Goal of the exercise |
Take from the records below each line that holds "true".

Dataset records |
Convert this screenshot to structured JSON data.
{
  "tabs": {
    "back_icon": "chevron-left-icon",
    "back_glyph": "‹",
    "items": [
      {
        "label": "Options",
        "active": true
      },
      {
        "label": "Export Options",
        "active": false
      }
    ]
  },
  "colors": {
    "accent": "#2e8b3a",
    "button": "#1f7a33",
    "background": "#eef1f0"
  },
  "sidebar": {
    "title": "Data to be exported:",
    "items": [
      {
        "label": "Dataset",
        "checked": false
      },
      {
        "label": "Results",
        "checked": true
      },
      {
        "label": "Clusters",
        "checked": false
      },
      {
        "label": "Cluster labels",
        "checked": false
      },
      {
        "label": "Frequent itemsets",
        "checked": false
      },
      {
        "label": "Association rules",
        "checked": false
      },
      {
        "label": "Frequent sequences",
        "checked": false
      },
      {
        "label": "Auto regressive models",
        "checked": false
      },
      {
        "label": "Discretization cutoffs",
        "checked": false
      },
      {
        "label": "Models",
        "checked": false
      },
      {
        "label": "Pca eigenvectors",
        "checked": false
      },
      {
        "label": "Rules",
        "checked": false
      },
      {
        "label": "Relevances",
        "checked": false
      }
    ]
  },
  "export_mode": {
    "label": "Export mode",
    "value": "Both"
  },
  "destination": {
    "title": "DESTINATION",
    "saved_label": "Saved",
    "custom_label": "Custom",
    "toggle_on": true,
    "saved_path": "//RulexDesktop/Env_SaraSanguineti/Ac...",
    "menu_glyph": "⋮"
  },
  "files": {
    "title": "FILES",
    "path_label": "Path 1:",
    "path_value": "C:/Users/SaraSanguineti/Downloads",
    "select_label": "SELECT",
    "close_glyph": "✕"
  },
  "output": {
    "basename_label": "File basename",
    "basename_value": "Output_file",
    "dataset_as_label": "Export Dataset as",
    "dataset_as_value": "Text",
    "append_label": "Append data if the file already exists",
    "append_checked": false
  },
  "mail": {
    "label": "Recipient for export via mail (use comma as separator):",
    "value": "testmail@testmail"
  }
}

The answer |
        "active": true
        "checked": true
    "toggle_on": true,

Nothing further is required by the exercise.